1. Andy Mineo
Earlier this year, Andy Mineo mentioned the use of “female rapper” label with 247HH.com
Start viewing at the 1:28 time code within the video below Andy speaks more on this topic.
Andy shared his thoughts on this topic saying,
“I just don’t like when label inhibit people from enjoying something. For example, I think anytime you are categorized by your race, gender or religion first, we know that those things are intrinsicly wrong right? I never liked the title “female rapper”. …because what it does in my mind is perpetuates this idea of otherness. Like you’re not apart of hip hop, you’re like this other thing. But, then you look back through the course of time and they’ve been there the whole time. Though they are the minority, in some ways, by putting a title in front of it like “Christian rapper” or “Female rapper”…whatever it is, I think it kind of says “you’re not welcome completely”. In other professions we don’t do that. We don’t be like, “Muslim Doctor” or whatever it is because it’s like why would you say that? Are you trying to marginalize me? You know, that would be a lawsuit. You’re not supposed to lead off with race, gender or religion because it perpetuates that “otherness”. It’s a long conversation. It’s a big convo that has happened a million times. Where I land is, make the best music you can and put it out and people will mess with it.”
2. Taelor Gray
In a 2014 blog post, Taelor Gray gives his perspective on male artists interacting with female fans where he closes his article with the hashtag #OurWomenAreHurting to bring light to the damage that is being done among our women. Read a sample of that article below:
“Many are just fans of our music. For fellas who do music, seeing an attractive lady’s friend request on Facebook or getting a direct beeline hug offer/photo request from a certain type at a concert many times elicits an internal trigger that says ‘yo she’s feeling me.’ It can definitely be an ego thing, but many times its just an unbalanced approach to interacting with women. We have to do our best to fight that internal trigger.
There’s something to the concept of celebrity. When your talent gives you a platform, whatever perceived notion we carry of being well-known or famous affects how we interact with people.
<< Click here to read Taelor Gray’s full article >>
3. Joseph Solomon
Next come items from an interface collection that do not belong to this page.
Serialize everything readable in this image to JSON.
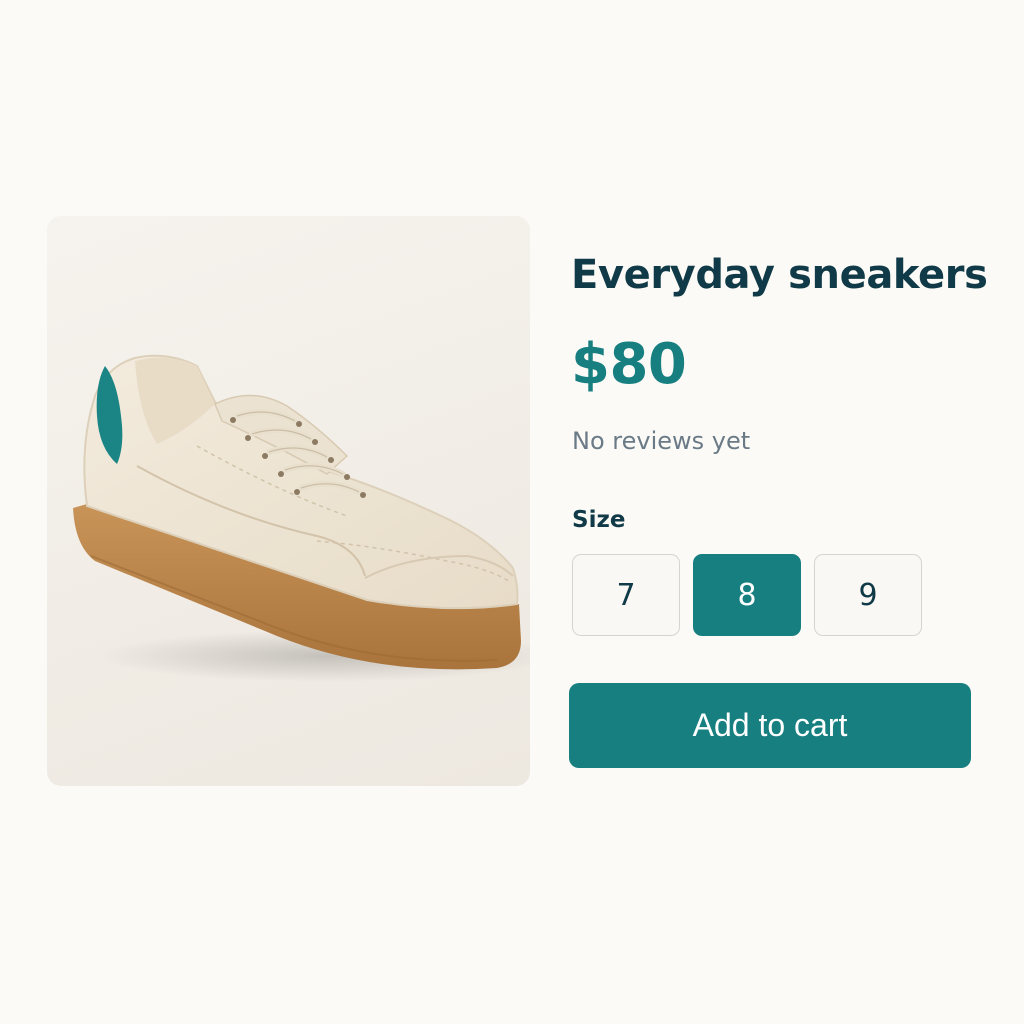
{
  "product": {
    "title": "Everyday sneakers",
    "price": "$80",
    "reviews_text": "No reviews yet",
    "image_icon": "sneaker-image"
  },
  "size_selector": {
    "label": "Size",
    "options": [
      "7",
      "8",
      "9"
    ],
    "selected": "8"
  },
  "cart": {
    "button_label": "Add to cart"
  },
  "colors": {
    "accent": "#177f80",
    "heading": "#103a47",
    "muted_text": "#6a7a86",
    "page_background": "#fbfaf6",
    "card_background": "#f3f0ea",
    "shoe_upper": "#efe6d6",
    "shoe_sole": "#c08a4f",
    "shoe_heel_tab": "#1b8585"
  }
}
In a recent ChaseGod TV webisode, Joseph Solomon admits his shortcomings on the topic of sexism sharing where he has been, his continued growth, and how he believes wrong teaching that has been ingrained in men from both society and the church plays a role in them falling short and/or at times even simply not noticing that they are falling short in this area.
In a 2015, two-part interview with Rapzilla, Cataphant discussed the absence of female artists in CHH. She also shared information about her company “Young Lady” that highlights women in Christian hip hop and provides grants and other resources to women making music in this sub-genre.
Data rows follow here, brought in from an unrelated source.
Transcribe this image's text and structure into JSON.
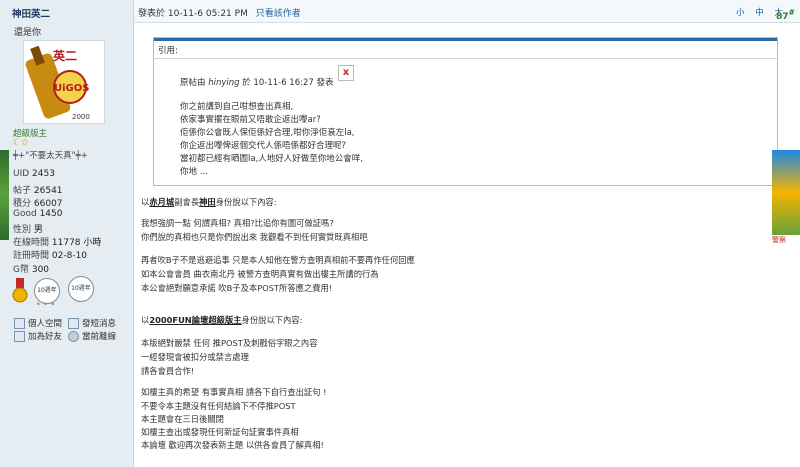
{
  "sidebar": {
    "username": "神田英二",
    "subtitle": "還是你",
    "avatar_text": "英二",
    "rank": "超級版主",
    "stars": "☾✩",
    "motto": "╪+\"不要太天真\"╪+",
    "stats": [
      {
        "label": "UID",
        "value": "2453"
      },
      {
        "label": "帖子",
        "value": "26541"
      },
      {
        "label": "積分",
        "value": "66007"
      },
      {
        "label": "Good",
        "value": "1450"
      },
      {
        "label": "性別",
        "value": "男"
      },
      {
        "label": "在線時間",
        "value": "11778 小時"
      },
      {
        "label": "註冊時間",
        "value": "02-8-10"
      },
      {
        "label": "G幣",
        "value": "300"
      }
    ],
    "badges": [
      "10週年",
      "10週年"
    ],
    "dots": "• • •",
    "actions": [
      {
        "label": "個人空間"
      },
      {
        "label": "發短消息"
      },
      {
        "label": "加為好友"
      },
      {
        "label": "當前離線"
      }
    ]
  },
  "post_header": {
    "meta": "發表於 10-11-6 05:21 PM",
    "only_author": "只看該作者",
    "font_sizes": "小 中 大",
    "floor": "87"
  },
  "quote": {
    "label": "引用:",
    "source_prefix": "原帖由",
    "source_user": "hinying",
    "source_suffix": "於 10-11-6 16:27 發表",
    "close": "x",
    "lines": [
      "你之前講到自己咁想查出真相,",
      "依家事實擺在眼前又唔敢企返出嚟ar?",
      "佢係你公會既人保佢係好合理,咁你淨佢衰左la,",
      "你企返出嚟俾返個交代人係唔係都好合理呢?",
      "當初都已經有晒圖la,人地好人好做至你地公會咩,",
      "你地 ..."
    ]
  },
  "body": {
    "sec1_prefix": "以",
    "sec1_guild": "赤月城",
    "sec1_role": "副會長",
    "sec1_name": "神田",
    "sec1_suffix": "身份說以下內容:",
    "p1": [
      "我想強調一點 何謂真相? 真相?比追你有圖可做証嗎?",
      "你們說的真相也只是你們說出來 我觀看不到任何實質既真相吧"
    ],
    "p2": [
      "再者吹B子不是逃避追事 只是本人知他在警方查明真相前不要再作任何回應",
      "如本公會會員 曲衣南北丹 被警方查明真實有做出樓主所講的行為",
      "本公會絕對願意承諾 吹B子及本POST所答應之費用!"
    ],
    "sec2_prefix": "以",
    "sec2_name": "2000FUN論壇超級版主",
    "sec2_suffix": "身份說以下內容:",
    "p3": [
      "本版絕對嚴禁 任何 推POST及刺戳俗字眼之內容",
      "一經發現會被扣分或禁言處理",
      "請各會員合作!"
    ],
    "p4": [
      "如樓主真的希望 有事實真相 請各下自行查出証句 !",
      "不要令本主題沒有任何結論下不停推POST",
      "本主題會在三日後關閉",
      "如樓主查出或發現任何新証句証實事件真相",
      "本論壇 歡迎再次發表新主題 以供各會員了解真相!"
    ]
  },
  "side_ads": {
    "right_label": "警察"
  }
}
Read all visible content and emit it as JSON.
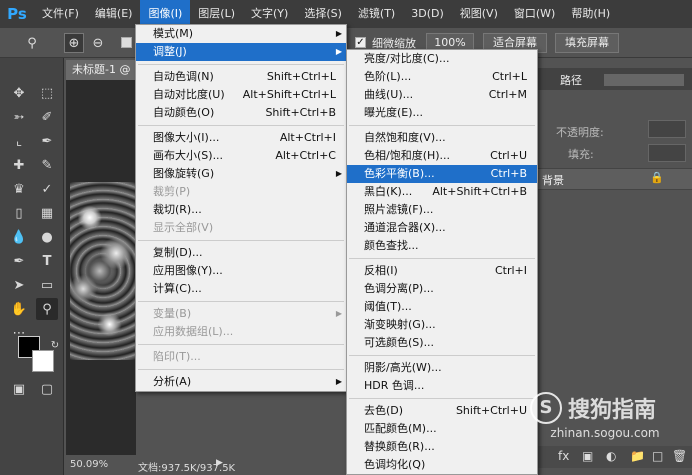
{
  "app": {
    "logo": "Ps"
  },
  "menubar": {
    "items": [
      "文件(F)",
      "编辑(E)",
      "图像(I)",
      "图层(L)",
      "文字(Y)",
      "选择(S)",
      "滤镜(T)",
      "3D(D)",
      "视图(V)",
      "窗口(W)",
      "帮助(H)"
    ],
    "active_index": 2
  },
  "options_bar": {
    "fine_zoom_label": "细微缩放",
    "zoom_value": "100%",
    "fit_screen": "适合屏幕",
    "fill_screen": "填充屏幕"
  },
  "document": {
    "tab_title": "未标题-1 @",
    "zoom": "50.09%",
    "doc_info": "文档:937.5K/937.5K"
  },
  "panels": {
    "path_tab": "路径",
    "opacity_label": "不透明度:",
    "fill_label": "填充:",
    "background_layer": "背景"
  },
  "image_menu": {
    "groups": [
      [
        {
          "label": "模式(M)",
          "shortcut": "",
          "submenu": true,
          "disabled": false
        },
        {
          "label": "调整(J)",
          "shortcut": "",
          "submenu": true,
          "disabled": false,
          "highlighted": true
        }
      ],
      [
        {
          "label": "自动色调(N)",
          "shortcut": "Shift+Ctrl+L",
          "submenu": false,
          "disabled": false
        },
        {
          "label": "自动对比度(U)",
          "shortcut": "Alt+Shift+Ctrl+L",
          "submenu": false,
          "disabled": false
        },
        {
          "label": "自动颜色(O)",
          "shortcut": "Shift+Ctrl+B",
          "submenu": false,
          "disabled": false
        }
      ],
      [
        {
          "label": "图像大小(I)...",
          "shortcut": "Alt+Ctrl+I",
          "submenu": false,
          "disabled": false
        },
        {
          "label": "画布大小(S)...",
          "shortcut": "Alt+Ctrl+C",
          "submenu": false,
          "disabled": false
        },
        {
          "label": "图像旋转(G)",
          "shortcut": "",
          "submenu": true,
          "disabled": false
        },
        {
          "label": "裁剪(P)",
          "shortcut": "",
          "submenu": false,
          "disabled": true
        },
        {
          "label": "裁切(R)...",
          "shortcut": "",
          "submenu": false,
          "disabled": false
        },
        {
          "label": "显示全部(V)",
          "shortcut": "",
          "submenu": false,
          "disabled": true
        }
      ],
      [
        {
          "label": "复制(D)...",
          "shortcut": "",
          "submenu": false,
          "disabled": false
        },
        {
          "label": "应用图像(Y)...",
          "shortcut": "",
          "submenu": false,
          "disabled": false
        },
        {
          "label": "计算(C)...",
          "shortcut": "",
          "submenu": false,
          "disabled": false
        }
      ],
      [
        {
          "label": "变量(B)",
          "shortcut": "",
          "submenu": true,
          "disabled": true
        },
        {
          "label": "应用数据组(L)...",
          "shortcut": "",
          "submenu": false,
          "disabled": true
        }
      ],
      [
        {
          "label": "陷印(T)...",
          "shortcut": "",
          "submenu": false,
          "disabled": true
        }
      ],
      [
        {
          "label": "分析(A)",
          "shortcut": "",
          "submenu": true,
          "disabled": false
        }
      ]
    ]
  },
  "adjust_menu": {
    "groups": [
      [
        {
          "label": "亮度/对比度(C)...",
          "shortcut": ""
        },
        {
          "label": "色阶(L)...",
          "shortcut": "Ctrl+L"
        },
        {
          "label": "曲线(U)...",
          "shortcut": "Ctrl+M"
        },
        {
          "label": "曝光度(E)...",
          "shortcut": ""
        }
      ],
      [
        {
          "label": "自然饱和度(V)...",
          "shortcut": ""
        },
        {
          "label": "色相/饱和度(H)...",
          "shortcut": "Ctrl+U"
        },
        {
          "label": "色彩平衡(B)...",
          "shortcut": "Ctrl+B",
          "highlighted": true
        },
        {
          "label": "黑白(K)...",
          "shortcut": "Alt+Shift+Ctrl+B"
        },
        {
          "label": "照片滤镜(F)...",
          "shortcut": ""
        },
        {
          "label": "通道混合器(X)...",
          "shortcut": ""
        },
        {
          "label": "颜色查找...",
          "shortcut": ""
        }
      ],
      [
        {
          "label": "反相(I)",
          "shortcut": "Ctrl+I"
        },
        {
          "label": "色调分离(P)...",
          "shortcut": ""
        },
        {
          "label": "阈值(T)...",
          "shortcut": ""
        },
        {
          "label": "渐变映射(G)...",
          "shortcut": ""
        },
        {
          "label": "可选颜色(S)...",
          "shortcut": ""
        }
      ],
      [
        {
          "label": "阴影/高光(W)...",
          "shortcut": ""
        },
        {
          "label": "HDR 色调...",
          "shortcut": ""
        }
      ],
      [
        {
          "label": "去色(D)",
          "shortcut": "Shift+Ctrl+U"
        },
        {
          "label": "匹配颜色(M)...",
          "shortcut": ""
        },
        {
          "label": "替换颜色(R)...",
          "shortcut": ""
        },
        {
          "label": "色调均化(Q)",
          "shortcut": ""
        }
      ]
    ]
  },
  "watermark": {
    "text": "搜狗指南",
    "url": "zhinan.sogou.com"
  },
  "colors": {
    "accent": "#1f6fc9",
    "ps_blue": "#31a8ff"
  }
}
Sexism can be very overt and obvious, yet other times it can be very subtle. Experiences and the effects that women deal with vary. But, whether the challenges they deal with are not getting the same opportunities as men, or receiving treatment that is demeaning… the fact remains that how a woman is treated is just a symptom to a bigger issue hinting to how people or society actually views women. The women and men that we recently spoke to about this topic all agree that the issue of sexism is a conversation worth having. It’s not new. It’s been an issue in the church for generations. But, it only takes a remnant of people to change a culture. These discussions could be apart of what helps to bring more change regarding this issue within the Christian hip hop culture as the church as a whole.
Let us know your thoughts on this discussion in the comments section below.